Scan the entries that follow and give only the number of lines containing "true".

Dataset entries

• • • • • • •

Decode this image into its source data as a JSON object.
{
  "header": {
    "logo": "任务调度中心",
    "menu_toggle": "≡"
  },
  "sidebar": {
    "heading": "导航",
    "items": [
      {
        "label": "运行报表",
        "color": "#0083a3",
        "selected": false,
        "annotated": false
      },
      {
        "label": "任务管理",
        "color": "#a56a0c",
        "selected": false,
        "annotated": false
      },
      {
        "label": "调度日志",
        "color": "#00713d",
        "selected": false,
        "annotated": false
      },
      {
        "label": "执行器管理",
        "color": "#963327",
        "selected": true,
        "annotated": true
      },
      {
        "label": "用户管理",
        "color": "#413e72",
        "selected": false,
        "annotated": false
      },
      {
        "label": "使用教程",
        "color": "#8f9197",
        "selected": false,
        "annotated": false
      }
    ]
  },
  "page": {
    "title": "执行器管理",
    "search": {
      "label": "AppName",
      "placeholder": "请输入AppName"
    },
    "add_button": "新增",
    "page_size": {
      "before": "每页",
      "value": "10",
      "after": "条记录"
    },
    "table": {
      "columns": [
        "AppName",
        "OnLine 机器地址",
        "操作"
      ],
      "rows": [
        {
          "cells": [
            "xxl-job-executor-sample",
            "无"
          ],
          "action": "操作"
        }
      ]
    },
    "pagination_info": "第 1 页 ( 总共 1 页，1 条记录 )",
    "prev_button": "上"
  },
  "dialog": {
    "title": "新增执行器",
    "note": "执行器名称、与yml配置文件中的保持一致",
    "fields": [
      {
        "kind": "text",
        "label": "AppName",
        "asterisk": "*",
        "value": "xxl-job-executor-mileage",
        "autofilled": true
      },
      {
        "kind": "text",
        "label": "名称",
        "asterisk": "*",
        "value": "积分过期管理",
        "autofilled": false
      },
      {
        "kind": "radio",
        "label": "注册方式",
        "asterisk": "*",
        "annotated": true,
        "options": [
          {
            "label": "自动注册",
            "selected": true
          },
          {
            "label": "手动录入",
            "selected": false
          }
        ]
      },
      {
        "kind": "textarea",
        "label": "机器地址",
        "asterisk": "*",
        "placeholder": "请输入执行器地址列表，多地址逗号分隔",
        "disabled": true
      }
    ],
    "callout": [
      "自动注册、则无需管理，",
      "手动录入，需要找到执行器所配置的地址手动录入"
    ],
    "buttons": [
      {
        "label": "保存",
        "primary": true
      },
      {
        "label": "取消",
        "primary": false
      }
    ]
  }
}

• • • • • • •

» WRITTEN ANSWER
7